March 30, 2013 4:23:12 PM
Jan Swoope - email@example.com
Amy remembers the day she picked up a razor to attack the seething anger she had bottled inside. At that drastic moment, life simply seemed too heavy to bear. The abrupt loss of her longtime job and the deaths of her father, mother and grandmother had propelled her toward crises.
"I was going through a rough time, and then bang, bang, bang, bang, things kept happening and piling up," the Columbus woman revealed, her voice low and halting. "I was exhausted, worn out -- physically, mentally, every way ... and I said 'just forget it.'" Amy cut herself severely, but fortunately survived.
It was by chance that she soon after saw CONTACT Helpline Executive Director Lindy Thomason on television, talking about the confidential telephone crisis line manned by trained, caring volunteers.
"I'd never heard of them before, didn't know what CONTACT did, but they showed the number on the screen, and I wrote it down," Amy recalled. "I held on to it for a few weeks."
Inevitably, her demons resurfaced in a night of anger that threatened to swamp her -- until she remembered CONTACT and picked up the phone to make a call that would, she said, save her life.
"There were ladies there that could really be tender and got close to me enough to pull me through," she shared.
Today Amy is working, on correct medication, and better able to deal with whatever life delivers. Hers is just one of the stories of CONTACT Helpline. The Applied Suicide Intervention Skills Training (ASIST) course the volunteers had taken made a life-altering difference for her, as it has for many others.
That two-day workshop will be offered again April 15-16 at CONTACT's Columbus location, from 10:30 a.m. to 4:30 p.m. each day. The registration fee is $100. Reservations are requested by April 8 by calling 662-327-2968. Continuing education hours, if needed, are $20. Participants must be at least 16 years of age.
A safer community
The training isn't just for those who want to volunteer on the helpline.
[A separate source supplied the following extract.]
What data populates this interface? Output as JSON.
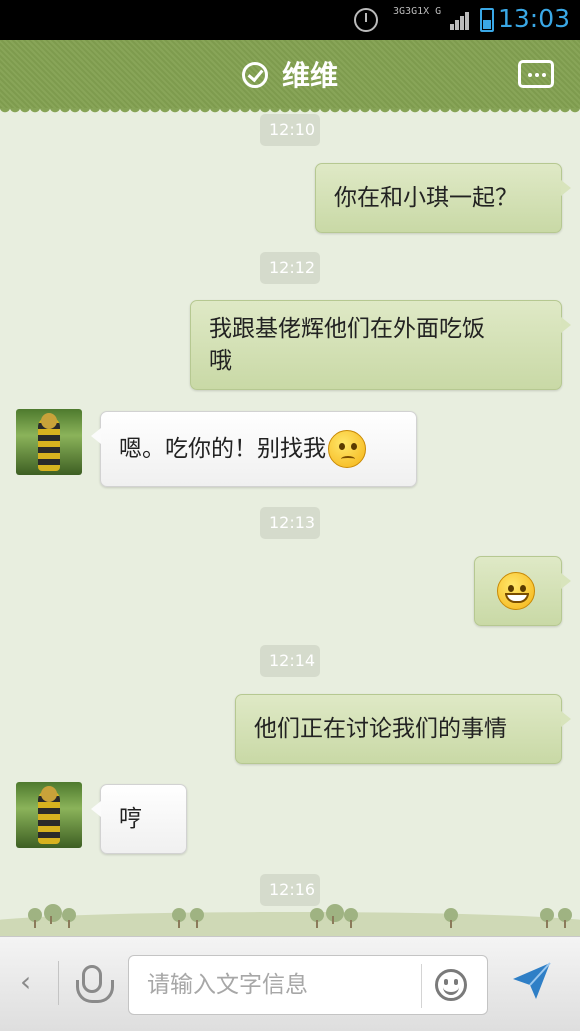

"It's for community caregivers -- it's good for teachers, ministers, counselors, physicians, nurses, police, people that work in agencies, family members, anyone who wants to be better equipped to know how to deal with anyone thinking about suicide," said Thomason, who will teach the class, along with CONTACT Board President Nettie Mae Long. Both women attended ASIST training in New York.
The workshop has five focus areas: Preparing; connecting, understanding, assisting and networking. Role-playing is part of the training. It can be intense but is worthwhile.
"The goal is a suicide-safer community, an increase in awareness and knowledge of how to recognize the signs and be brave enough to ask and know what to do. If more people will get involved, we can help make this a safer place," Thomason said.
The American Association of Suicidology statistics show that in 2010, the latest year statistics are posted for, 38,364 reported suicides were completed in the United States, averaging more than 105 fatalities each day. There were 959,100 attempts recorded. With 388 deaths, Mississippi ranked 30th in the percentage of suicides per population. In the first three months of 2013, there have been four suicides in Lowndes County. Coroner Greg Merchant has the sad task of responding to those calls.
"You just don't understand the importance of somebody having an outreach program such as CONTACT, to have somebody properly trained who can talk to people who are really struggling with life decisions," said Merchant, who serves on the nonprofit agency's board. "If you can just get them on the phone and talk, it might buy an hour, and then it might buy another hour. If it's a spur-of-the-moment decision (to consider suicide) and you can get them over that flash moment, we can hopefully get them to somewhere for in-depth care."
On the line
Helpline volunteer Joan Ketten has gotten numerous calls from people who feel desperate. Some are frightened, as though they're "about to go over a cliff." Some feel as though they've lost everyone important to them. Some simply need to vent and seek a non-judgmental ear to listen.
She vividly recalled a call from a young man who felt he had nothing to live for.
"I said, 'Maybe we can talk and work this out,'" Ketten relayed in empathetic tones. As the caller revealed more about himself, he eventually mentioned a pet hamster. "In our talk, I asked him who would take care of his hamster if he went through with it," the retired nurse and evangelist continued. And sometimes that's all it takes.
"If you can find one life thing that person cares about and build on it, you have an opening to help them," said workshop instructor Nettie Mae Long.
The ASIST course gives Ketten and volunteers like her the skills to do as much as they can for callers in distress.
"I know I can't fix it for them, but I know I can be kind and listen and try to give them the resources they need, and I enjoy doing that. I wake up every morning and ask the Lord to bless me so I can be a blessing to someone else."
Suicide is a community health problem that affects people of all walks of life, ages and economic levels. Training like that found in the upcoming ASIST workshop and open, direct, honest talk about it can translate to better understanding and successful intervention. No one should hesitate to seek help when depression, anxiety or isolation begin to seem overpowering.
As Amy discovered, there is hope on the other end of the line, and life gets better.
"Those ladies saved my life, they really did," she said, in gratitude.
Jan Swoope is the Lifestyles Editor for The Commercial Dispatch.